Overview of the new EU Rules

Until 2019 all activities with aircraft lighter than 150kg were under the regulatory competence of the EU Member States. This changed with the adoption of the new Regulation (EU) 2018/1139 of 4 July 2018 on common rules in the field of civil aviation and establishing a European Union Aviation Safety Agency (commonly referred to as the “Basic Regulation”), which brought all aircraft, regardless of weight, into EU competence.

The Basic Regulation provides a mandate to the European Commission to adopt legislation in relation to the operation of unmanned aircraft, as well as requirements for their production and certification. These rules were published on 11 June 2019, in the form of two Regulations from the European Commission:

The timetable for the application and entry into force of these new rules is as follows:

  • Entry into force (relevant for the duty of Member States to start implementation) was on 1 July 2019;
  • Application will be from 1 July 2020 (relevant for the restrictions of the “open category” as well as the duty to register)*;
  • The exemption for activities in the framework of clubs and associations will end on 1 July 2022*.

*Note that various national authorities have reported that the Commission will postpone application of the implementing Regulation until 1 January 2021, which would also mean extending the exemption for activities in the framework of clubs and associations until 1 January 2023.

A more detailed summary of the various rules and their implications can be found here.

On 10 October 2019  The European Union Aviation Safety Agency (EASA) finally also published its Acceptable Means of Compliance (AMC) and Guidance materials (GM) for the Regulation on UAS operations in the open and specific category. These provide a series of tools to assist national authorities with the implementation of the new legislation.

On 25 September 2019 EASA published its “Opinion on Standard scenarios for UAS operations in the ‘specific’ category“. This Opinion proposes two “standard scenarios”, for the operation of unmanned aircraft, as well proposals for related amendments to EU legislation:

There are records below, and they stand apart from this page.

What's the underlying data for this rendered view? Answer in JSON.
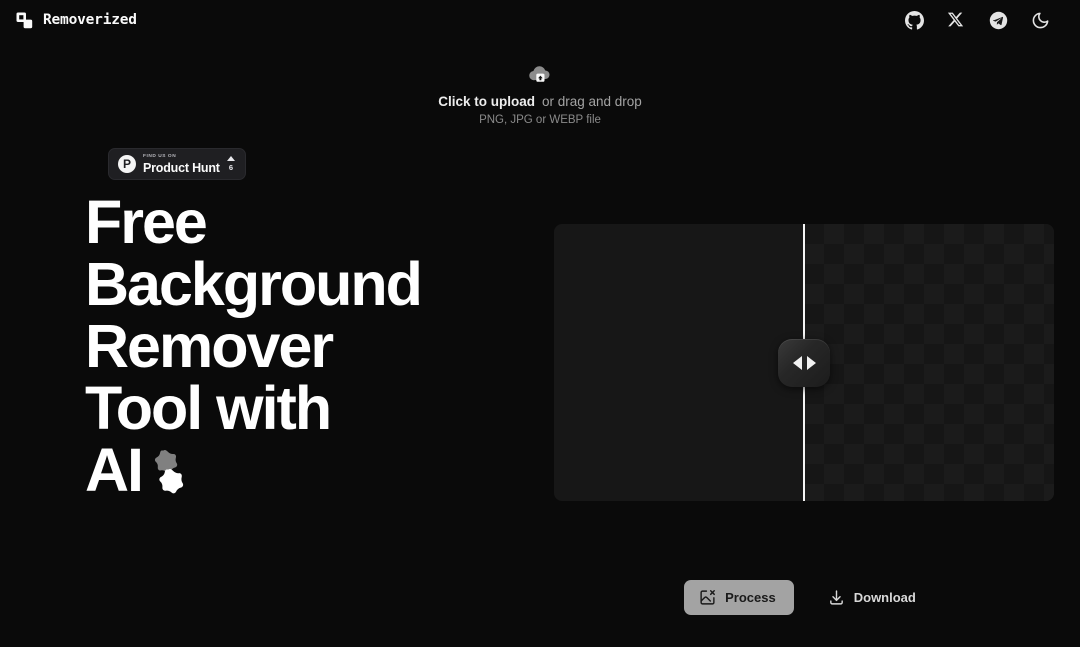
{
  "theme": {
    "background": "#0a0a0a",
    "panel": "#171717",
    "panel_checker": "#1b1b1b",
    "text_primary": "#ffffff",
    "text_muted": "#a3a3a3",
    "accent_button": "#a3a3a3",
    "divider": "#f5f5f5"
  },
  "header": {
    "brand_name": "Removerized",
    "logo_icon": "overlapping-squares-icon",
    "icons": [
      {
        "name": "github-icon",
        "label": "GitHub"
      },
      {
        "name": "x-twitter-icon",
        "label": "X"
      },
      {
        "name": "telegram-icon",
        "label": "Telegram"
      },
      {
        "name": "moon-icon",
        "label": "Toggle dark mode"
      }
    ]
  },
  "upload": {
    "icon": "cloud-upload-icon",
    "cta_strong": "Click to upload",
    "cta_normal": "or drag and drop",
    "hint": "PNG, JPG or WEBP file"
  },
  "product_hunt": {
    "logo_letter": "P",
    "kicker": "FIND US ON",
    "title": "Product Hunt",
    "upvote_count": "6"
  },
  "hero": {
    "line1": "Free",
    "line2": "Background",
    "line3": "Remover",
    "line4": "Tool with",
    "line5": "AI",
    "decoration_icon": "sparkle-stars-icon"
  },
  "compare": {
    "divider_position_percent": 50,
    "handle_icon": "left-right-arrows-icon",
    "before_label": "",
    "after_label": ""
  },
  "actions": {
    "process_label": "Process",
    "process_icon": "image-remove-icon",
    "download_label": "Download",
    "download_icon": "download-icon"
  }
}
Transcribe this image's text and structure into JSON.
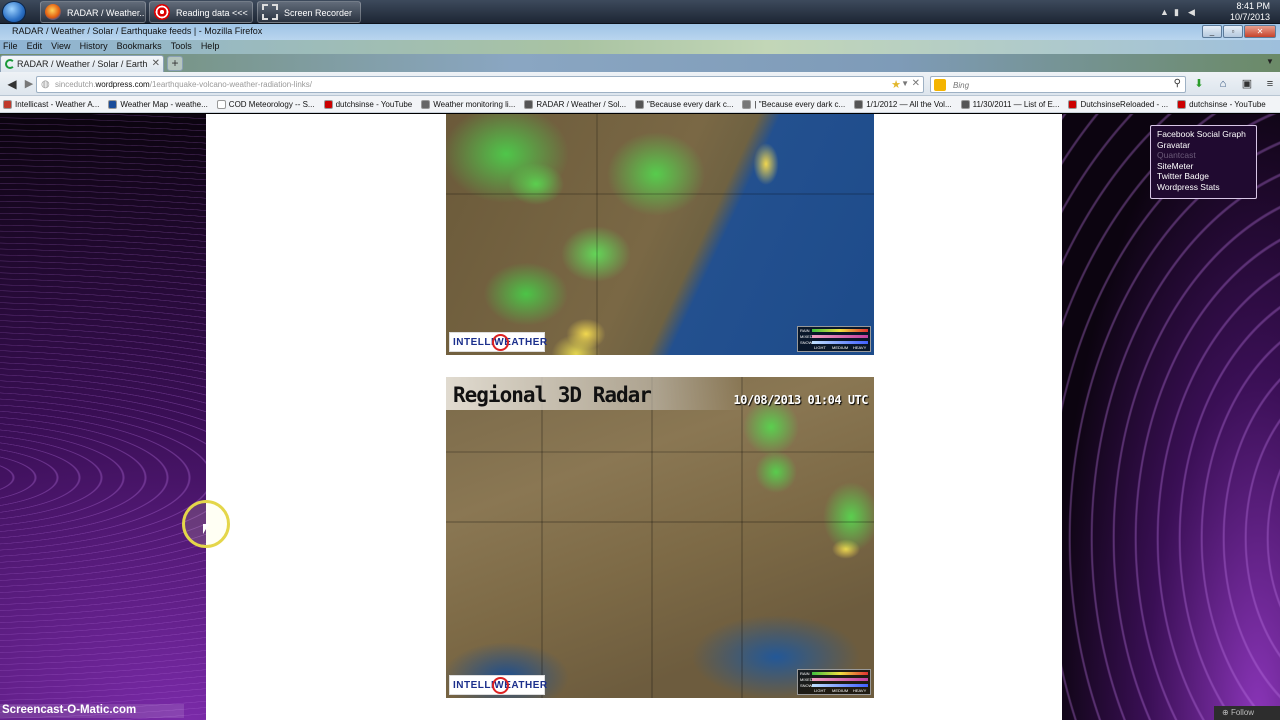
{
  "taskbar": {
    "tasks": [
      {
        "label": "RADAR / Weather..."
      },
      {
        "label": "Reading data <<<"
      },
      {
        "label": "Screen Recorder"
      }
    ],
    "time": "8:41 PM",
    "date": "10/7/2013"
  },
  "window": {
    "title": "RADAR / Weather / Solar / Earthquake feeds | - Mozilla Firefox"
  },
  "menu": [
    "File",
    "Edit",
    "View",
    "History",
    "Bookmarks",
    "Tools",
    "Help"
  ],
  "tab": {
    "label": "RADAR / Weather / Solar / Earthquake fe..."
  },
  "address": {
    "prefix": "sincedutch.",
    "domain": "wordpress.com",
    "path": "/1earthquake-volcano-weather-radiation-links/"
  },
  "search": {
    "placeholder": "Bing"
  },
  "bookmarks": [
    {
      "label": "Intellicast - Weather A...",
      "color": "#c0392b"
    },
    {
      "label": "Weather Map - weathe...",
      "color": "#1a4c99"
    },
    {
      "label": "COD Meteorology -- S...",
      "color": "#ffffff"
    },
    {
      "label": "dutchsinse - YouTube",
      "color": "#cc0000"
    },
    {
      "label": "Weather monitoring li...",
      "color": "#666666"
    },
    {
      "label": "RADAR / Weather / Sol...",
      "color": "#555555"
    },
    {
      "label": "\"Because every dark c...",
      "color": "#555555"
    },
    {
      "label": "| \"Because every dark c...",
      "color": "#777777"
    },
    {
      "label": "1/1/2012 — All the Vol...",
      "color": "#555555"
    },
    {
      "label": "11/30/2011 — List of E...",
      "color": "#555555"
    },
    {
      "label": "DutchsinseReloaded - ...",
      "color": "#cc0000"
    },
    {
      "label": "dutchsinse - YouTube",
      "color": "#cc0000"
    }
  ],
  "radar_top": {
    "logo": "INTELLIWEATHER"
  },
  "radar_bottom": {
    "title": "Regional 3D Radar",
    "timestamp": "10/08/2013  01:04 UTC",
    "logo": "INTELLIWEATHER"
  },
  "legend": {
    "rows": [
      "RAIN",
      "MIXED",
      "SNOW"
    ],
    "scale": [
      "LIGHT",
      "MEDIUM",
      "HEAVY"
    ]
  },
  "widget": {
    "links": [
      "Facebook Social Graph",
      "Gravatar",
      "Quantcast",
      "SiteMeter",
      "Twitter Badge",
      "Wordpress Stats"
    ]
  },
  "follow": {
    "label": "Follow"
  },
  "watermark": {
    "text": "Screencast-O-Matic.com"
  }
}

  1. STS-01: visual line of sight (VLOS) operations at a maximum height of 120m, at a ground speed of less than 5 m/s in the case of untethered UA, over controlled ground areas that can be in populated (e.g. urban) environments, using UAS with maximum take-off masses (MTOMs) of up to 25 kg; and
  2. STS-02: beyond visual line of sight (BVLOS) operations with the UA at not more than 2km from the remote pilot, if visual observers (VOs) are used, at a maximum height of 120m, over controlled ground areas in sparsely populated environments, using UA with MTOMs of up to 25 kg.

It also includes a number of editing and technical improvements to the implementing Regulation, the most important one of which is that EASA proposes that pilot certification can be obtained in any EU Member State, no longer just in the Member State where the pilot is resident.

Full text of the new rules